Assigned task: Output the full listing exactly, character for character.
☆ ☆ ☆ ☆ ☆
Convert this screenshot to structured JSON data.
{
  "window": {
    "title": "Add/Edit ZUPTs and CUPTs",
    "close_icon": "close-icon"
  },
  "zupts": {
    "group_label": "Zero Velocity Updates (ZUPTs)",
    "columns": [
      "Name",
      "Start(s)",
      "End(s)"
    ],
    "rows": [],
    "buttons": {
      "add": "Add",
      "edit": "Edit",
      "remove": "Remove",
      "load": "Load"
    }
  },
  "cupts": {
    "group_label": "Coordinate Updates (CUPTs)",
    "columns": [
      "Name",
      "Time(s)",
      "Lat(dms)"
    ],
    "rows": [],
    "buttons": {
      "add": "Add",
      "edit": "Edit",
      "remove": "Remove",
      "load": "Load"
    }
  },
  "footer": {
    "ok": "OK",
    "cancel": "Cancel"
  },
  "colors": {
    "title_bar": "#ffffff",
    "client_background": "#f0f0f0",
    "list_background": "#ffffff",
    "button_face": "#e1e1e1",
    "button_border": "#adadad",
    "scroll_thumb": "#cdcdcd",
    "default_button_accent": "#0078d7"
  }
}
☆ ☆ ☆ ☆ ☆
Final answer:
Convert this screenshot to structured JSON data.
{
  "window": {
    "title": "Add/Edit ZUPTs and CUPTs",
    "close_icon": "close-icon"
  },
  "zupts": {
    "group_label": "Zero Velocity Updates (ZUPTs)",
    "columns": [
      "Name",
      "Start(s)",
      "End(s)"
    ],
    "rows": [],
    "buttons": {
      "add": "Add",
      "edit": "Edit",
      "remove": "Remove",
      "load": "Load"
    }
  },
  "cupts": {
    "group_label": "Coordinate Updates (CUPTs)",
    "columns": [
      "Name",
      "Time(s)",
      "Lat(dms)"
    ],
    "rows": [],
    "buttons": {
      "add": "Add",
      "edit": "Edit",
      "remove": "Remove",
      "load": "Load"
    }
  },
  "footer": {
    "ok": "OK",
    "cancel": "Cancel"
  },
  "colors": {
    "title_bar": "#ffffff",
    "client_background": "#f0f0f0",
    "list_background": "#ffffff",
    "button_face": "#e1e1e1",
    "button_border": "#adadad",
    "scroll_thumb": "#cdcdcd",
    "default_button_accent": "#0078d7"
  }
}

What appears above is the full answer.